The Loch Duart company stressed it was “immensely proud” of its record on fish welfare and for helping to introduce standards from the UK Royal Society for the Prevention of Cruelty to Animals into Scottish salmon farming.
The firm’s managing director, Alban Denton, said: “Our fish receive the highest quality feed, high in marine content; lower density pens; minimal handling; and are virtually sea lice free currently and demonstrating very strong health.”
Grieg Seafood Shetland insisted that it was a responsible farmer committed to ensuring the highest standards of health and welfare across all its farms. “We have a demonstrable track record in innovation and investment and have adopted an integrated and sustainable approach to disease management,” said managing director, Grant Cumming.

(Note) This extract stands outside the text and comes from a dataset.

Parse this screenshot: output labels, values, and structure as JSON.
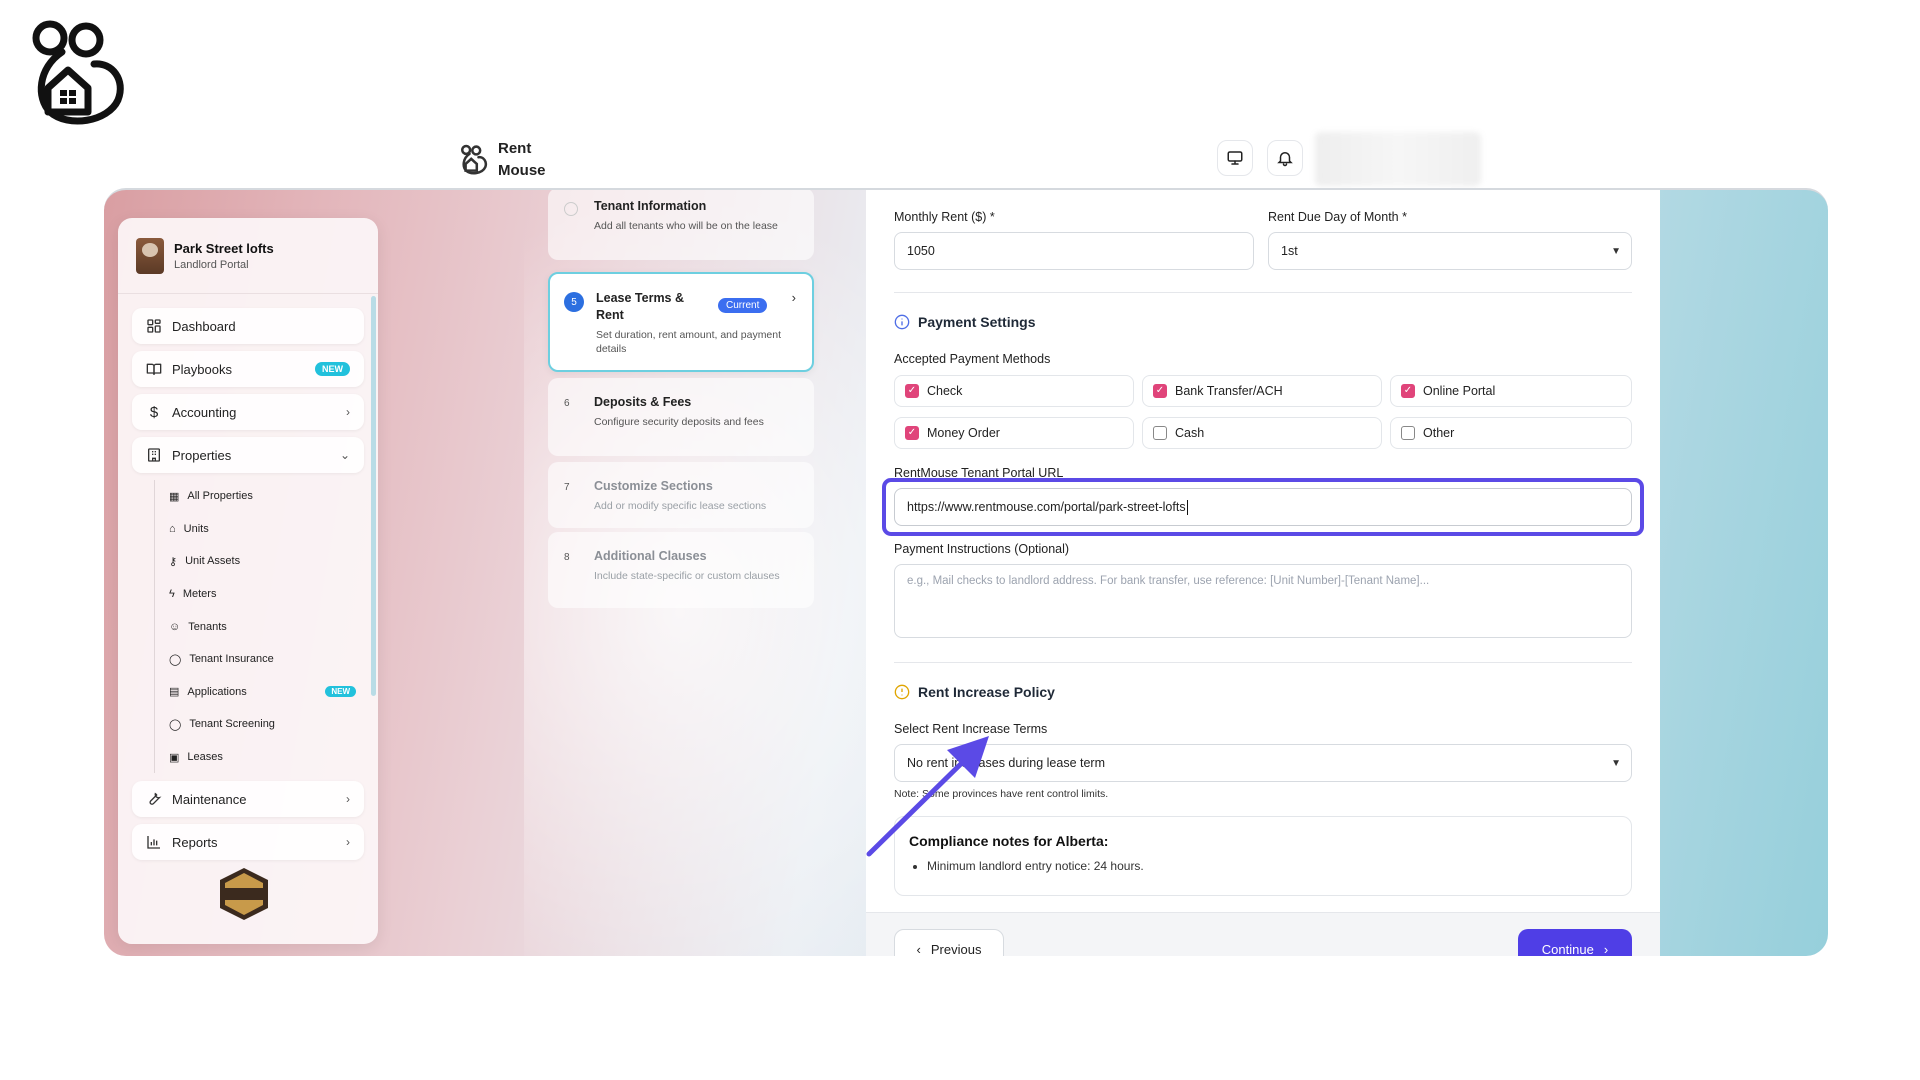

“Our focus is to first prevent disease from occurring and then, if it does occur, to ensure the welfare of the fish through responsible and effective treatment. We are working hard to ensure our fish have a high quality of life and will continue to work positively with all the regulators of Scottish fish farming to ensure we have a sustainable industry long into the future.”
In June 2018 The Ferret published more than 300 graphic photos of diseased, damaged and lice-infested salmon from fish farms inspected by the Scottish Government. The pictures were released in response to a request under freedom of information law.
The report by OneKind in full
This story is the first of a three-part investigation into fish farming funded by Eurogroup for Animals in Brussels via OneKind, under an agreement giving The Ferret full editorial control. It was published in tandem with the Sunday Herald. Photo thanks to Jo Turner, licensed for reuse under this Creative Commons Licence.